(Data excerpts)
-=-=-=-=-

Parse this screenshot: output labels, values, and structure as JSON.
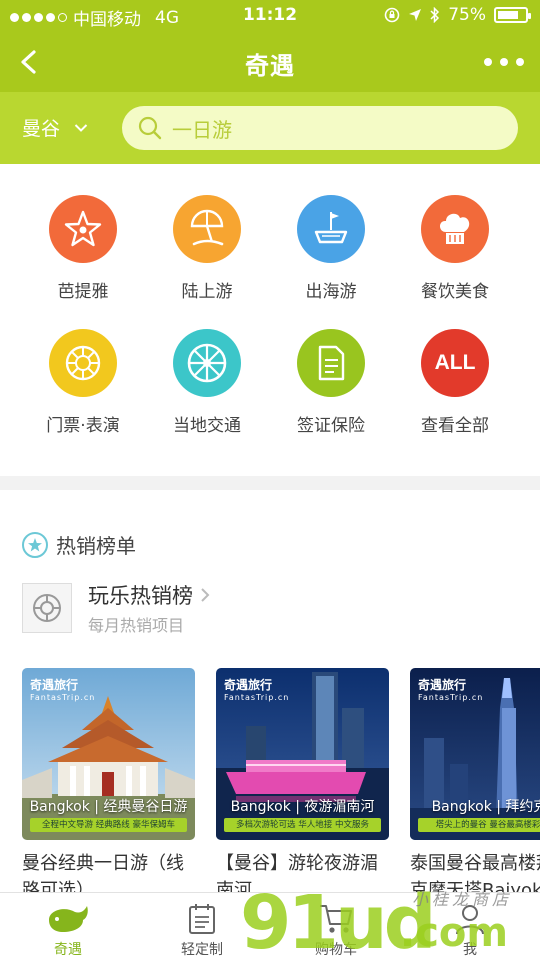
{
  "status": {
    "carrier": "中国移动",
    "network": "4G",
    "time": "11:12",
    "battery_text": "75%",
    "battery_level": 0.75
  },
  "nav": {
    "title": "奇遇",
    "back_icon": "chevron-left-icon",
    "more_icon": "more-dots-icon"
  },
  "search": {
    "city": "曼谷",
    "placeholder": "一日游"
  },
  "categories": [
    {
      "label": "芭提雅",
      "color": "#f26a3a",
      "icon": "star-icon"
    },
    {
      "label": "陆上游",
      "color": "#f7a531",
      "icon": "beach-umbrella-icon"
    },
    {
      "label": "出海游",
      "color": "#4aa3e6",
      "icon": "boat-icon"
    },
    {
      "label": "餐饮美食",
      "color": "#f26a3a",
      "icon": "chef-hat-icon"
    },
    {
      "label": "门票·表演",
      "color": "#f2c81e",
      "icon": "ticket-wheel-icon"
    },
    {
      "label": "当地交通",
      "color": "#3cc6c9",
      "icon": "wheel-icon"
    },
    {
      "label": "签证保险",
      "color": "#99c51f",
      "icon": "document-icon"
    },
    {
      "label": "查看全部",
      "color": "#e23a2b",
      "icon": "all-text-icon",
      "badge": "ALL"
    }
  ],
  "hot": {
    "section_title": "热销榜单",
    "ranking_title": "玩乐热销榜",
    "ranking_subtitle": "每月热销项目"
  },
  "cards": [
    {
      "logo": "奇遇旅行",
      "logo_sub": "FantasTrip.cn",
      "caption": "Bangkok | 经典曼谷日游",
      "strip": "全程中文导游 经典路线 豪华保姆车",
      "name": "曼谷经典一日游（线路可选）"
    },
    {
      "logo": "奇遇旅行",
      "logo_sub": "FantasTrip.cn",
      "caption": "Bangkok | 夜游湄南河",
      "strip": "多档次游轮可选 华人地接 中文服务",
      "name": "【曼谷】游轮夜游湄南河"
    },
    {
      "logo": "奇遇旅行",
      "logo_sub": "FantasTrip.cn",
      "caption": "Bangkok | 拜约克摩",
      "strip": "塔尖上的曼谷 曼谷最高楼彩虹云",
      "name": "泰国曼谷最高楼拜约克摩天塔Baiyok"
    }
  ],
  "tabs": [
    {
      "label": "奇遇",
      "icon": "whale-icon",
      "active": true
    },
    {
      "label": "轻定制",
      "icon": "calendar-icon",
      "active": false
    },
    {
      "label": "购物车",
      "icon": "cart-icon",
      "active": false
    },
    {
      "label": "我",
      "icon": "person-icon",
      "active": false
    }
  ],
  "watermark": {
    "digits": "91ud",
    "suffix": ".com",
    "script": "小桂龙商店"
  }
}
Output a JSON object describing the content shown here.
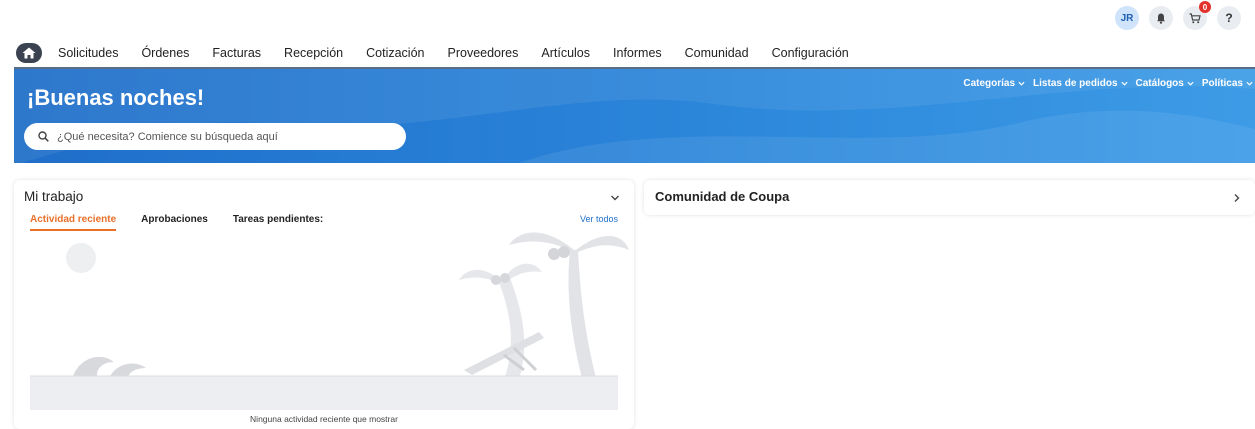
{
  "header": {
    "user_initials": "JR",
    "cart_count": "0",
    "help_label": "?",
    "icons": {
      "notifications": "bell-icon",
      "cart": "cart-icon"
    }
  },
  "nav": {
    "home_icon": "home-icon",
    "items": [
      "Solicitudes",
      "Órdenes",
      "Facturas",
      "Recepción",
      "Cotización",
      "Proveedores",
      "Artículos",
      "Informes",
      "Comunidad",
      "Configuración"
    ]
  },
  "hero": {
    "greeting": "¡Buenas noches!",
    "search_placeholder": "¿Qué necesita? Comience su búsqueda aquí",
    "menus": [
      "Categorías",
      "Listas de pedidos",
      "Catálogos",
      "Políticas"
    ]
  },
  "my_work": {
    "title": "Mi trabajo",
    "tabs": [
      "Actividad reciente",
      "Aprobaciones",
      "Tareas pendientes:"
    ],
    "active_tab": "Actividad reciente",
    "view_all": "Ver todos",
    "empty_message": "Ninguna actividad reciente que mostrar"
  },
  "community": {
    "title": "Comunidad de Coupa"
  },
  "colors": {
    "brand_blue": "#1f6ec9",
    "accent_orange": "#e8702a",
    "badge_red": "#e3322b"
  }
}
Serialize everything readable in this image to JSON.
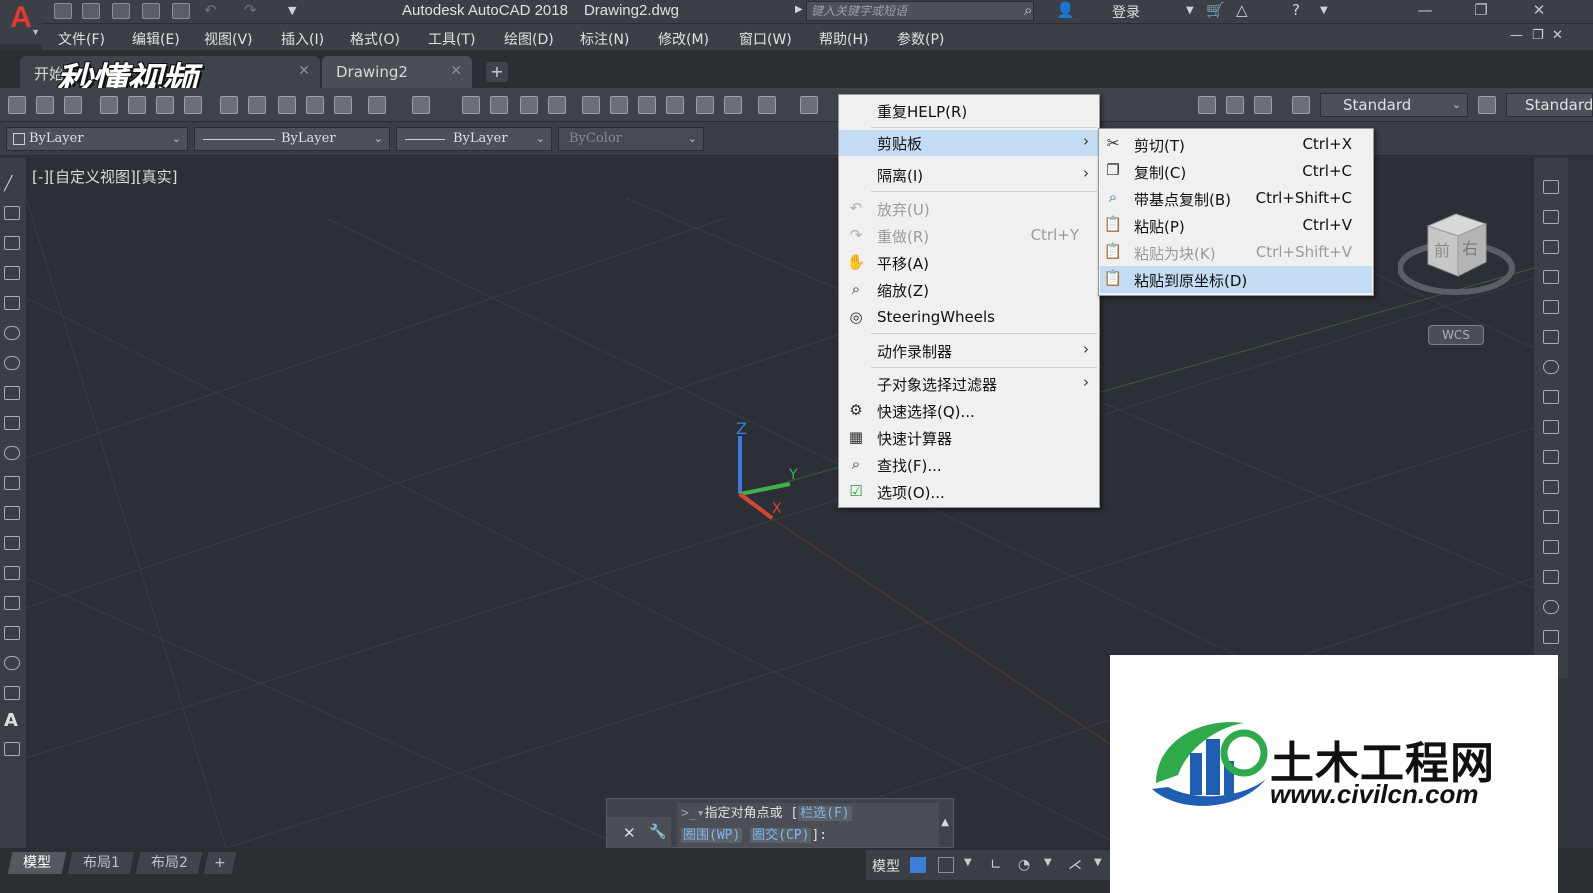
{
  "title_bar": {
    "app_name": "Autodesk AutoCAD 2018",
    "file_name": "Drawing2.dwg",
    "search_placeholder": "键入关键字或短语",
    "login_label": "登录"
  },
  "menu_bar": {
    "items": [
      "文件(F)",
      "编辑(E)",
      "视图(V)",
      "插入(I)",
      "格式(O)",
      "工具(T)",
      "绘图(D)",
      "标注(N)",
      "修改(M)",
      "窗口(W)",
      "帮助(H)",
      "参数(P)"
    ]
  },
  "tabs": {
    "start_label": "开始",
    "active_label": "Drawing2",
    "add_label": "+"
  },
  "watermark_text": "秒懂视频",
  "toolbar": {
    "text_style": "Standard",
    "dim_style": "Standard"
  },
  "properties": {
    "color": "ByLayer",
    "linetype": "ByLayer",
    "lineweight": "ByLayer",
    "plot_style": "ByColor"
  },
  "viewport_label": "[-][自定义视图][真实]",
  "context_menu": {
    "items": [
      {
        "label": "重复HELP(R)",
        "shortcut": "",
        "icon": "",
        "submenu": false,
        "disabled": false,
        "highlighted": false
      },
      {
        "label": "剪贴板",
        "shortcut": "",
        "icon": "",
        "submenu": true,
        "disabled": false,
        "highlighted": true
      },
      {
        "label": "隔离(I)",
        "shortcut": "",
        "icon": "",
        "submenu": true,
        "disabled": false,
        "highlighted": false
      },
      {
        "label": "放弃(U)",
        "shortcut": "",
        "icon": "undo-icon",
        "submenu": false,
        "disabled": true,
        "highlighted": false
      },
      {
        "label": "重做(R)",
        "shortcut": "Ctrl+Y",
        "icon": "redo-icon",
        "submenu": false,
        "disabled": true,
        "highlighted": false
      },
      {
        "label": "平移(A)",
        "shortcut": "",
        "icon": "pan-icon",
        "submenu": false,
        "disabled": false,
        "highlighted": false
      },
      {
        "label": "缩放(Z)",
        "shortcut": "",
        "icon": "zoom-icon",
        "submenu": false,
        "disabled": false,
        "highlighted": false
      },
      {
        "label": "SteeringWheels",
        "shortcut": "",
        "icon": "steering-wheel-icon",
        "submenu": false,
        "disabled": false,
        "highlighted": false
      },
      {
        "label": "动作录制器",
        "shortcut": "",
        "icon": "",
        "submenu": true,
        "disabled": false,
        "highlighted": false
      },
      {
        "label": "子对象选择过滤器",
        "shortcut": "",
        "icon": "",
        "submenu": true,
        "disabled": false,
        "highlighted": false
      },
      {
        "label": "快速选择(Q)...",
        "shortcut": "",
        "icon": "quick-select-icon",
        "submenu": false,
        "disabled": false,
        "highlighted": false
      },
      {
        "label": "快速计算器",
        "shortcut": "",
        "icon": "calculator-icon",
        "submenu": false,
        "disabled": false,
        "highlighted": false
      },
      {
        "label": "查找(F)...",
        "shortcut": "",
        "icon": "find-icon",
        "submenu": false,
        "disabled": false,
        "highlighted": false
      },
      {
        "label": "选项(O)...",
        "shortcut": "",
        "icon": "options-icon",
        "submenu": false,
        "disabled": false,
        "highlighted": false
      }
    ]
  },
  "clipboard_submenu": {
    "items": [
      {
        "label": "剪切(T)",
        "shortcut": "Ctrl+X",
        "icon": "scissors-icon",
        "disabled": false,
        "highlighted": false
      },
      {
        "label": "复制(C)",
        "shortcut": "Ctrl+C",
        "icon": "copy-icon",
        "disabled": false,
        "highlighted": false
      },
      {
        "label": "带基点复制(B)",
        "shortcut": "Ctrl+Shift+C",
        "icon": "copy-base-point-icon",
        "disabled": false,
        "highlighted": false
      },
      {
        "label": "粘贴(P)",
        "shortcut": "Ctrl+V",
        "icon": "paste-icon",
        "disabled": false,
        "highlighted": false
      },
      {
        "label": "粘贴为块(K)",
        "shortcut": "Ctrl+Shift+V",
        "icon": "paste-block-icon",
        "disabled": true,
        "highlighted": false
      },
      {
        "label": "粘贴到原坐标(D)",
        "shortcut": "",
        "icon": "paste-original-coords-icon",
        "disabled": false,
        "highlighted": true
      }
    ]
  },
  "viewcube": {
    "front_label": "前",
    "right_label": "右",
    "wcs_label": "WCS"
  },
  "axis_labels": {
    "z": "Z",
    "y": "Y",
    "x": "X"
  },
  "command_line": {
    "prompt_text": "指定对角点或",
    "kw1": "栏选(F)",
    "kw2": "圈围(WP)",
    "kw3": "圈交(CP)",
    "end": "]:"
  },
  "layout_tabs": [
    "模型",
    "布局1",
    "布局2",
    "+"
  ],
  "status_bar": {
    "model_label": "模型"
  },
  "logo": {
    "cn_text": "土木工程网",
    "url_text": "www.civilcn.com"
  },
  "colors": {
    "menu_highlight": "#c4dcf3",
    "bg_dark": "#2c3036",
    "logo_blue": "#1e5fb4",
    "logo_green": "#2eaa4a"
  }
}
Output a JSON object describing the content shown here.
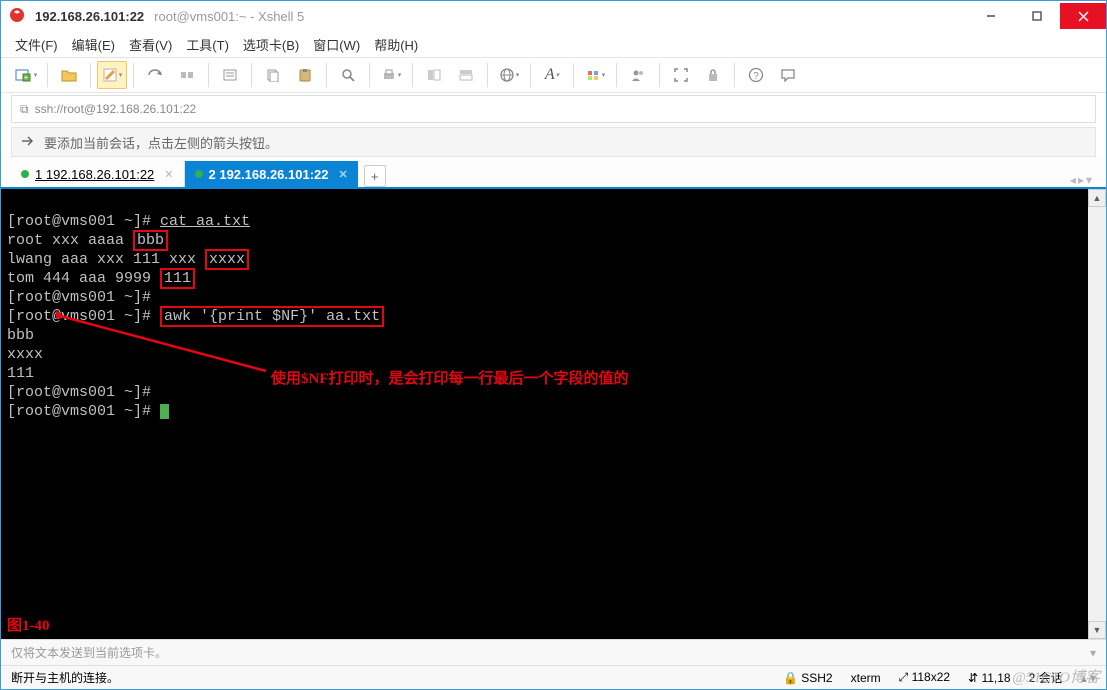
{
  "titlebar": {
    "main": "192.168.26.101:22",
    "sub": "root@vms001:~ - Xshell 5"
  },
  "menubar": [
    "文件(F)",
    "编辑(E)",
    "查看(V)",
    "工具(T)",
    "选项卡(B)",
    "窗口(W)",
    "帮助(H)"
  ],
  "addressbar": {
    "icon": "⧉",
    "url": "ssh://root@192.168.26.101:22"
  },
  "hintbar": "要添加当前会话，点击左侧的箭头按钮。",
  "tabs": [
    {
      "label": "1 192.168.26.101:22",
      "active": false
    },
    {
      "label": "2 192.168.26.101:22",
      "active": true
    }
  ],
  "terminal": {
    "p": "[root@vms001 ~]#",
    "cmd_cat": "cat aa.txt",
    "l1a": "root xxx aaaa ",
    "l1b": "bbb",
    "l2a": "lwang aaa xxx 111 xxx ",
    "l2b": "xxxx",
    "l3a": "tom 444 aaa 9999 ",
    "l3b": "111",
    "cmd_awk": "awk '{print $NF}' aa.txt",
    "out1": "bbb",
    "out2": "xxxx",
    "out3": "111"
  },
  "annotation": "使用$NF打印时，是会打印每一行最后一个字段的值的",
  "figlabel": "图1-40",
  "sendbar": "仅将文本发送到当前选项卡。",
  "statusbar": {
    "left": "断开与主机的连接。",
    "ssh": "SSH2",
    "term": "xterm",
    "size": "118x22",
    "pos": "11,18",
    "sess": "2 会话"
  },
  "sizeicon": "⤢",
  "posicon": "⇵",
  "lockicon": "🔒",
  "dd": "▾",
  "watermark": "@51CTO博客"
}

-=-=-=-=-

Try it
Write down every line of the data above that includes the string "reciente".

Exercise output
      "Actividad reciente",
    "active_tab": "Actividad reciente",
    "empty_message": "Ninguna actividad reciente que mostrar"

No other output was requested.